August 2022 – Black Bears
Somehow the topic of bears came up in our house the other day. My daughter said offhandedly "I didn't know there were bears in Wisconsin." I guess it's not surprising given that she's lived her whole life in Madison, where bear sightings are quite rare. But I was somewhat shocked that she didn't realize the American black bear is a native Wisconsin species. The environmental educator in me couldn't help but chime in. Black bears are in fact listed by ...Continue Reading
July 2022 – Moths of Wisconsin
The most extraordinary caterpillar marched its way across my back patio the other day. With spiky hair all around, a bright red head, and four white globules on its back, it caught everyone’s attention as it traversed the blue seat cushion. I pulled up the Seek app on my phone to capture its image and found it was a White-marked tussock moth, which metamorphoses into a fully un-extraordinary adult with drab gray and brown coloration. An amazing transformation indeed. The ...Continue Reading
June 2022 – Climate Education

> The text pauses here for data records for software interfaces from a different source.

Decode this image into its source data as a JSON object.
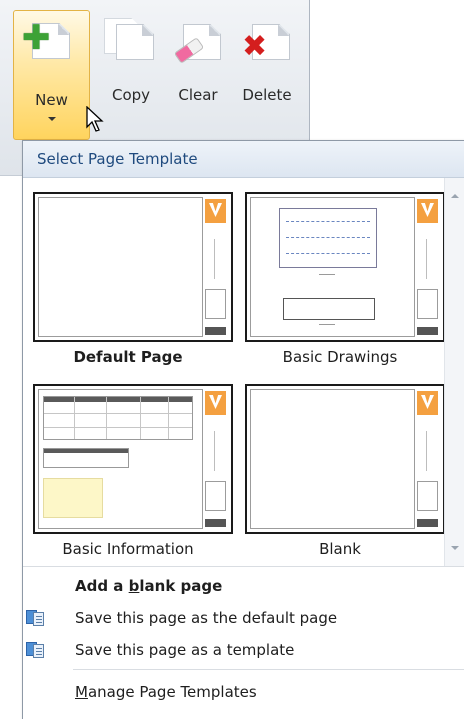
{
  "ribbon": {
    "buttons": [
      {
        "label": "New",
        "icon": "new-page-plus-icon",
        "accent": "#3da236",
        "state": "hovered"
      },
      {
        "label": "Copy",
        "icon": "copy-page-icon"
      },
      {
        "label": "Clear",
        "icon": "clear-page-eraser-icon"
      },
      {
        "label": "Delete",
        "icon": "delete-page-x-icon",
        "accent": "#d41e1e"
      }
    ]
  },
  "panel": {
    "header": "Select Page Template",
    "templates": [
      {
        "label": "Default Page",
        "selected": true
      },
      {
        "label": "Basic Drawings",
        "selected": false
      },
      {
        "label": "Basic Information",
        "selected": false
      },
      {
        "label": "Blank",
        "selected": false
      }
    ],
    "menu": {
      "add_blank": {
        "before": "Add a ",
        "mnemonic": "b",
        "after": "lank page"
      },
      "save_default": "Save this page as the default page",
      "save_template": "Save this page as a template",
      "manage": {
        "mnemonic": "M",
        "after": "anage Page Templates"
      }
    }
  },
  "colors": {
    "header_text": "#1f4a7e",
    "hover_gold": "#ffd45e",
    "logo_orange": "#f4a040"
  }
}
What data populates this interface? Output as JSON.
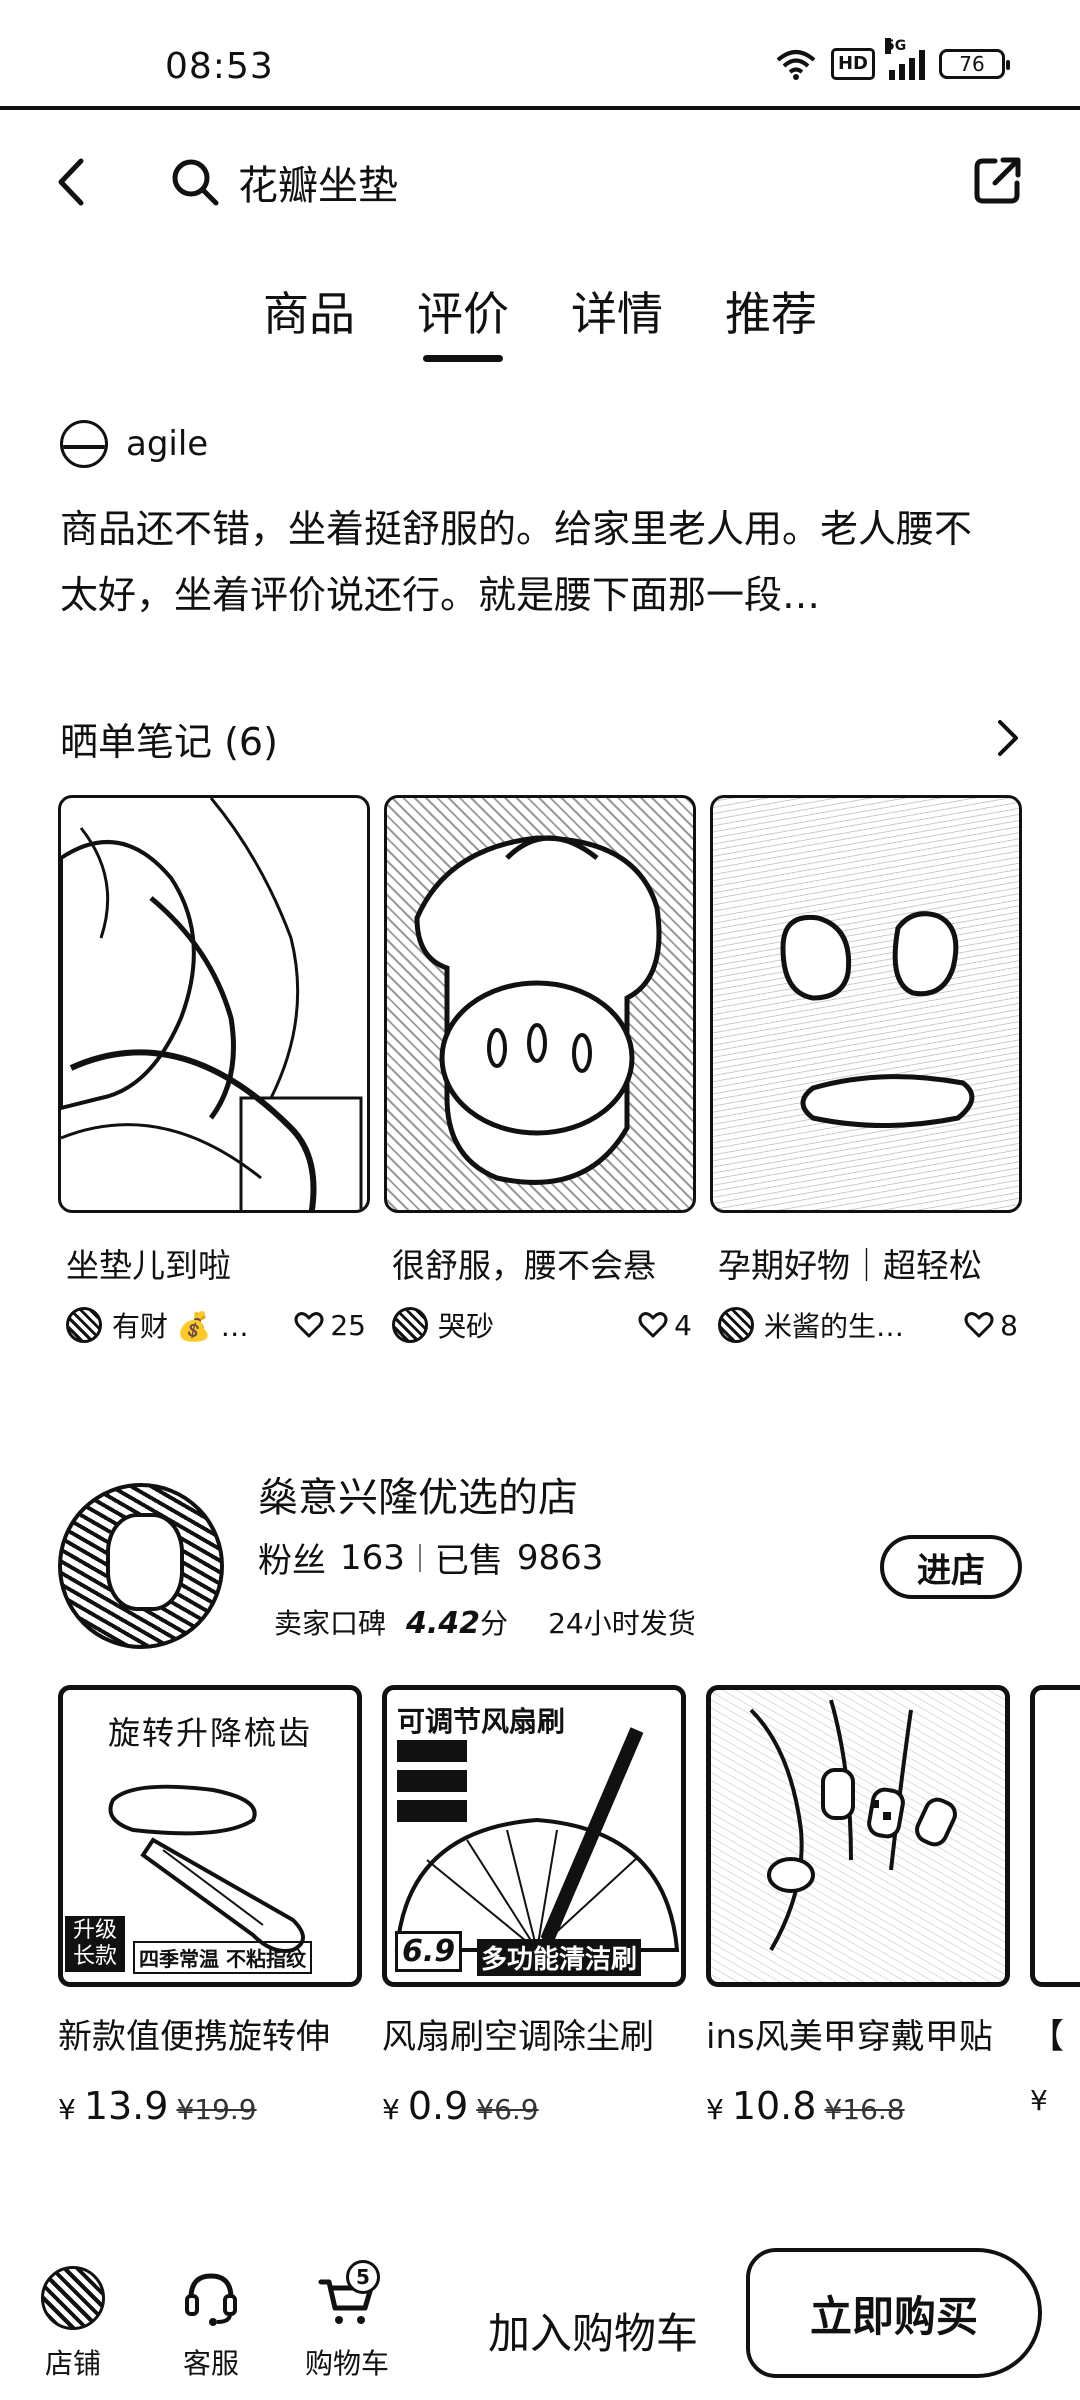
{
  "status_bar": {
    "time": "08:53",
    "network_hd": "HD",
    "network_gen": "5G",
    "battery": "76"
  },
  "header": {
    "search_text": "花瓣坐垫",
    "back_icon": "back-arrow-icon",
    "share_icon": "share-icon"
  },
  "tabs": [
    {
      "label": "商品",
      "active": false
    },
    {
      "label": "评价",
      "active": true
    },
    {
      "label": "详情",
      "active": false
    },
    {
      "label": "推荐",
      "active": false
    }
  ],
  "review": {
    "user": "agile",
    "text": "商品还不错，坐着挺舒服的。给家里老人用。老人腰不太好，坐着评价说还行。就是腰下面那一段…"
  },
  "notes": {
    "title": "晒单笔记 (6)",
    "items": [
      {
        "title": "坐垫儿到啦",
        "author": "有财 💰 …",
        "likes": "25"
      },
      {
        "title": "很舒服，腰不会悬",
        "author": "哭砂",
        "likes": "4"
      },
      {
        "title": "孕期好物｜超轻松",
        "author": "米酱的生…",
        "likes": "8"
      }
    ]
  },
  "shop": {
    "name": "燊意兴隆优选的店",
    "fans_label": "粉丝",
    "fans": "163",
    "sold_label": "已售",
    "sold": "9863",
    "rating_label": "卖家口碑",
    "rating": "4.42",
    "rating_unit": "分",
    "shipping": "24小时发货",
    "enter_label": "进店"
  },
  "products": [
    {
      "title": "新款值便携旋转伸",
      "currency": "¥",
      "price": "13.9",
      "old_price": "¥19.9",
      "img_headline": "旋转升降梳齿",
      "img_badge": "升级长款",
      "img_caption": "四季常温 不粘指纹"
    },
    {
      "title": "风扇刷空调除尘刷",
      "currency": "¥",
      "price": "0.9",
      "old_price": "¥6.9",
      "img_headline": "可调节风扇刷",
      "img_badge": "6.9",
      "img_caption": "多功能清洁刷"
    },
    {
      "title": "ins风美甲穿戴甲贴",
      "currency": "¥",
      "price": "10.8",
      "old_price": "¥16.8"
    },
    {
      "title": "【",
      "currency": "¥",
      "price": "",
      "old_price": ""
    }
  ],
  "bottom_bar": {
    "shop_label": "店铺",
    "service_label": "客服",
    "cart_label": "购物车",
    "cart_count": "5",
    "add_cart_label": "加入购物车",
    "buy_now_label": "立即购买"
  }
}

I recently came across an interesting research article that influenced my thinking on climate change education and the impact we, as educators, may - or may not - be having on people’s understanding of climate change risk. The article was published in 2012 by a collective of researchers from Yale, Ohio State, Temple University, George Washington University, and a nonprofit research consortium in Eugene, Oregon. The team asserts that a commonly held notion about climate education is fundamentally flawed. The ...Continue Reading